On August 23, 2023, India made history by becoming the first country to land near the Moon’s south pole with the Chandrayaan-3 lander.
India is one of several countries, including the United States, that have tried to land on the Moon. The Moon’s south pole is of particular interest because its surface, covered with craters, pits and ice sheets, has never been visited before.
U.S. international affairs expert Mariel Borowitz wrote about what India’s lunar landing means for both science and the global community. We summarize the article published in The Conversation.
Why do countries want to go to the Moon?
Because it could test the limits of humanity’s technical capabilities and allow us to discover more about our solar system.
Our satellite, the Moon, has had a huge historical and cultural impact on humanity. Almost everyone in the world can look up into the night sky and see the Moon and realize how amazing it is that a spacecraft built by humans is roaming the surface. It also offers a unique opportunity for international cooperation and competition in a peaceful but highly visible way.

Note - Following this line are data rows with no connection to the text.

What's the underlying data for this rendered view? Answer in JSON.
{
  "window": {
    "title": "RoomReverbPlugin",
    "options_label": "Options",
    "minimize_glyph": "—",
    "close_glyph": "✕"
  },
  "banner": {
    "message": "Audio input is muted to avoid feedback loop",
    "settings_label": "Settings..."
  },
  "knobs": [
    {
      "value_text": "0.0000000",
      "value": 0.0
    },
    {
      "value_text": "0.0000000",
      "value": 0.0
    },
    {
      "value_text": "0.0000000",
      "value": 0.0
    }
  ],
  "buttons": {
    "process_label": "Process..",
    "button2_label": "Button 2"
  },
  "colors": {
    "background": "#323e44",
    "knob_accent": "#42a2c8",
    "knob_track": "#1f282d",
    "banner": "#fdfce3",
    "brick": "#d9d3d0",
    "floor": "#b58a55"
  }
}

With the United States, Russia, Russia, China, India, Israel and many other countries and even commercial organizations interested in landing on the Moon, the conditions are ripe for new partnerships.
These partnerships can enable countries to pool their resources and do more in space, connecting individual researchers and organizations to promote more peaceful cooperation on Earth.
There are also those who see economic benefits from exploring the Moon. In the near term, this could lead to the emergence of new companies working on space technology and contributing to these missions. India, for example, has recently seen a significant increase in space ventures.
Ultimately, the Moon could provide economic benefits based on the natural resources that can be found there, such as water, helium-3 and rare earth elements.
There is a growing global interest in space
In recent years we have seen a significant increase in the number of nations participating in space activities. This is even more evident when it comes to satellites collecting images or data about the Earth. More than 60 countries are involved in such satellite missions. Now we are seeing this trend expanding into space exploration and, in particular, to the Moon.
In some ways, the interest in the Moon is driven by goals similar to those of the first space race in the 1960s: To showcase technological prowess and impress the public, especially young people.
This time, however, it is not just the two superpowers competing. There are now many participants, and while there is still competition, there is also the possibility of cooperation and new international partnerships to explore space.
There is also the potential for more sustainable exploration (thanks to all these new actors and technical advances over the last 60 years). This could involve building lunar bases, developing ways to exploit lunar resources, and eventually engaging in economic activities on the Moon based on natural resources or tourism.
India’s success is the first of its kind
However, it is worth noting that this is one of seven missions currently operating on and around the Moon. In addition to India’s Chandrayaan-3 rover, South Korea’s Pathfinder Lunar Orbiter, which studies the lunar surface to identify future landing sites; the NASA-backed CAPSTONE spacecraft developed by a space startup company; and NASA’s Lunar Reconnaissance Orbiter are also operating on the Moon.
The Indian Space Research Organization has shared a video of the lander landing on the lunar surface.
The CAPSTONE rover is studying the Moon’s unique orbit. The Lunar Reconnaissance Orbiter is collecting data about the Moon and mapping areas for future missions. Also, although India’s previous rover Chandrayaan-2 crashed, its companion orbiter is still operational. China’s Chang’e-4 and Chang’e-5 also continue to operate on the Moon.
This region offers the greatest potential for finding ice that can be used for rocket fuel. It also has hills with almost constant sunlight: perfect opportunities to generate power for lunar missions.
Other governments and commercial organizations are also trying to join the race. Russia’s Luna-25 mission crashed on the Moon three days before Chandrayaan-3 landed. But the fact that Russia developed the vehicle and got this close is still a significant achievement. The same can be said for the lunar lander built by the private Japanese space company iSpace.
The Moon’s south pole is where nations are focusing for future exploration. All 13 candidate landing sites NASA has identified for the Artemis program are located near the south pole.
This region offers the greatest potential for finding water ice that could be used to support astronauts and make rocket fuel. It also has hills that receive continuous or near-constant sunlight, creating excellent opportunities to generate power to support lunar activities.